Work request —
Work out how many lines in these entries include the string "warning", and give only that figure.

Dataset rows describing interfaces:
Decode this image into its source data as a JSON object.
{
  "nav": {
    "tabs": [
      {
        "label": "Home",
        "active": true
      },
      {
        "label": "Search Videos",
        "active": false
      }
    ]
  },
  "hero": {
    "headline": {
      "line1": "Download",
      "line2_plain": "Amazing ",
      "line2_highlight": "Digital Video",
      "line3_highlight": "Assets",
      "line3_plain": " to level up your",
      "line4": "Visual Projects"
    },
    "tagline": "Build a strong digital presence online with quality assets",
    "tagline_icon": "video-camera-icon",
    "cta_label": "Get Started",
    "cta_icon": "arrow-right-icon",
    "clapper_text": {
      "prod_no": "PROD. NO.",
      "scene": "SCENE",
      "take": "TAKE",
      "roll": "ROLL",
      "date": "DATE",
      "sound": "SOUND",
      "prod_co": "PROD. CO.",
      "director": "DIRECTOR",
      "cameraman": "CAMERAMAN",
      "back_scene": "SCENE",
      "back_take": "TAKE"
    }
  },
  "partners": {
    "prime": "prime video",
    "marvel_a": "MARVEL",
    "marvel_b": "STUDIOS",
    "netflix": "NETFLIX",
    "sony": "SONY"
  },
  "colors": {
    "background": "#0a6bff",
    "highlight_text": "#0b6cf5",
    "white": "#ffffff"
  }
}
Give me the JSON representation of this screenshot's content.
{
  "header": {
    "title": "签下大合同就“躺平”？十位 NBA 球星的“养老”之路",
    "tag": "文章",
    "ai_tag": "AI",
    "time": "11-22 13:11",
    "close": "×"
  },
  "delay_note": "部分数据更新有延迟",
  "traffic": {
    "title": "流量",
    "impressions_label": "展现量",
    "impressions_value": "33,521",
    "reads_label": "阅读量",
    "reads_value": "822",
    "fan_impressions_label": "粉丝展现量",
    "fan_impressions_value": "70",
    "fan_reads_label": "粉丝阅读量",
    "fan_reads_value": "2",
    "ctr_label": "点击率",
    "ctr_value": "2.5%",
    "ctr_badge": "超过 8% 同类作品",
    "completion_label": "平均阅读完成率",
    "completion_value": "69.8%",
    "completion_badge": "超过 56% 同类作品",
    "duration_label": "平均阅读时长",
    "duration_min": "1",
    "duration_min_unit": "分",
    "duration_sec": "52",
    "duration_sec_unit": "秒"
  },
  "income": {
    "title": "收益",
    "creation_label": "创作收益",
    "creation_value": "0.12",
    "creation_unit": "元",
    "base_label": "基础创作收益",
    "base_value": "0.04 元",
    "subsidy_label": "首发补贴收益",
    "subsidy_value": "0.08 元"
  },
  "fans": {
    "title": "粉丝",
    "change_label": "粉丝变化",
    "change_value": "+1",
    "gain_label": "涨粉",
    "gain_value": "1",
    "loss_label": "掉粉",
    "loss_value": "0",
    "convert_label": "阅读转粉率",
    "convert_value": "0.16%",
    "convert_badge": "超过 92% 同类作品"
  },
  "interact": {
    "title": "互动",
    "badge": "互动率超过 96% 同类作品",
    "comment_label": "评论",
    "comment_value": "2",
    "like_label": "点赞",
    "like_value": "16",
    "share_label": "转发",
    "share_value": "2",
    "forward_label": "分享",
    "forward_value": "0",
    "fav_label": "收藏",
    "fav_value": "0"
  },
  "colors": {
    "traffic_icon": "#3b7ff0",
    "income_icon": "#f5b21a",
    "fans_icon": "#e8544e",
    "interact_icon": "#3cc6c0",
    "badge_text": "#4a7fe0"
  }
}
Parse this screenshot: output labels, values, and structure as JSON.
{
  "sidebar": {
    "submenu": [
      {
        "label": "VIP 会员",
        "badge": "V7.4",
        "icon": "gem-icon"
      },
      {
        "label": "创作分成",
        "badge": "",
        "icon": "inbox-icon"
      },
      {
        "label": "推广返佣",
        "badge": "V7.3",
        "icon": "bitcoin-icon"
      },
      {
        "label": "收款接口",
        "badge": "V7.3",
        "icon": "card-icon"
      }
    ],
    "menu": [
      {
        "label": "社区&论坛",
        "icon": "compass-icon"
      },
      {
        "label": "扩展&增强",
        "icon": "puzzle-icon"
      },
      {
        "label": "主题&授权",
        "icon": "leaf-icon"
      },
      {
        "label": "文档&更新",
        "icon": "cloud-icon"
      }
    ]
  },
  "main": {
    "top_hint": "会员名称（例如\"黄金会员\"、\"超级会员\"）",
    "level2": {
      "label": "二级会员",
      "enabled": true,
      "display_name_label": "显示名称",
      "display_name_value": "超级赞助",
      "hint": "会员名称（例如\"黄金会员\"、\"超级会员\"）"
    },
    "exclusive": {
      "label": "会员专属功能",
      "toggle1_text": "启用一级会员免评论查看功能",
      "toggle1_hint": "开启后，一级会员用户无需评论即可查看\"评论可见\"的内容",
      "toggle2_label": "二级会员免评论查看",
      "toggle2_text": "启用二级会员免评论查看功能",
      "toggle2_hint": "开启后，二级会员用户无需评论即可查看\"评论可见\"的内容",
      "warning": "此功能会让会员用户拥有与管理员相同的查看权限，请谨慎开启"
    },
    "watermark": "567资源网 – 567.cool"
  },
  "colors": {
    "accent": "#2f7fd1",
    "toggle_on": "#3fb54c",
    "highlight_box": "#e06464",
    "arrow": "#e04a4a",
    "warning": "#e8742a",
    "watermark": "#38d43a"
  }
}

Output for this exercise —
2